=== Data in this exercise ===

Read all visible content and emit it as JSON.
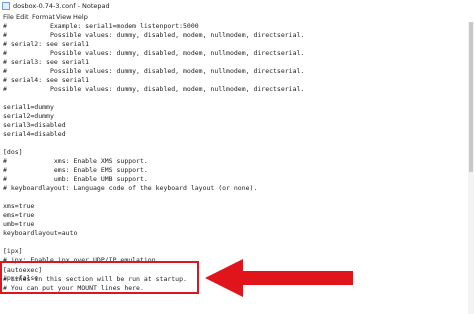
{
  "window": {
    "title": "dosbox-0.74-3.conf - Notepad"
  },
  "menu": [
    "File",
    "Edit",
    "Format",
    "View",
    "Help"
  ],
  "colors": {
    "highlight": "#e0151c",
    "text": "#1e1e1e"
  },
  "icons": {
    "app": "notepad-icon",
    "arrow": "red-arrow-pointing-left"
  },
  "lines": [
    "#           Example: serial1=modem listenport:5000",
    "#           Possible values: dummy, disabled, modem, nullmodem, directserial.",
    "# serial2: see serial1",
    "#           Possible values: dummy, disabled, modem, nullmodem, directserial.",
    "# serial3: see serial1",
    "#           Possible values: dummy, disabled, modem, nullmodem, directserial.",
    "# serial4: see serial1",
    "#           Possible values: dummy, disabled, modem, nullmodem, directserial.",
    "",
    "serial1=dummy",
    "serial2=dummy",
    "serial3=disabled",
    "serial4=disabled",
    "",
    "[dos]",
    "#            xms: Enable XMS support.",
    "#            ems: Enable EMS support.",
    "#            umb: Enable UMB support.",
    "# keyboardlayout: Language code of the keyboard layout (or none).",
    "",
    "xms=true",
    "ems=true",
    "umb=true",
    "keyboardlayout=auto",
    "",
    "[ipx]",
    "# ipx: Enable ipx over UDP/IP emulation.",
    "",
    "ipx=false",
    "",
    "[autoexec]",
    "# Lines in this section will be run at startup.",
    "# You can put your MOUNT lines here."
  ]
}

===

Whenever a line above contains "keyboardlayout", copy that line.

    "# keyboardlayout: Language code of the keyboard layout (or none).",
    "keyboardlayout=auto",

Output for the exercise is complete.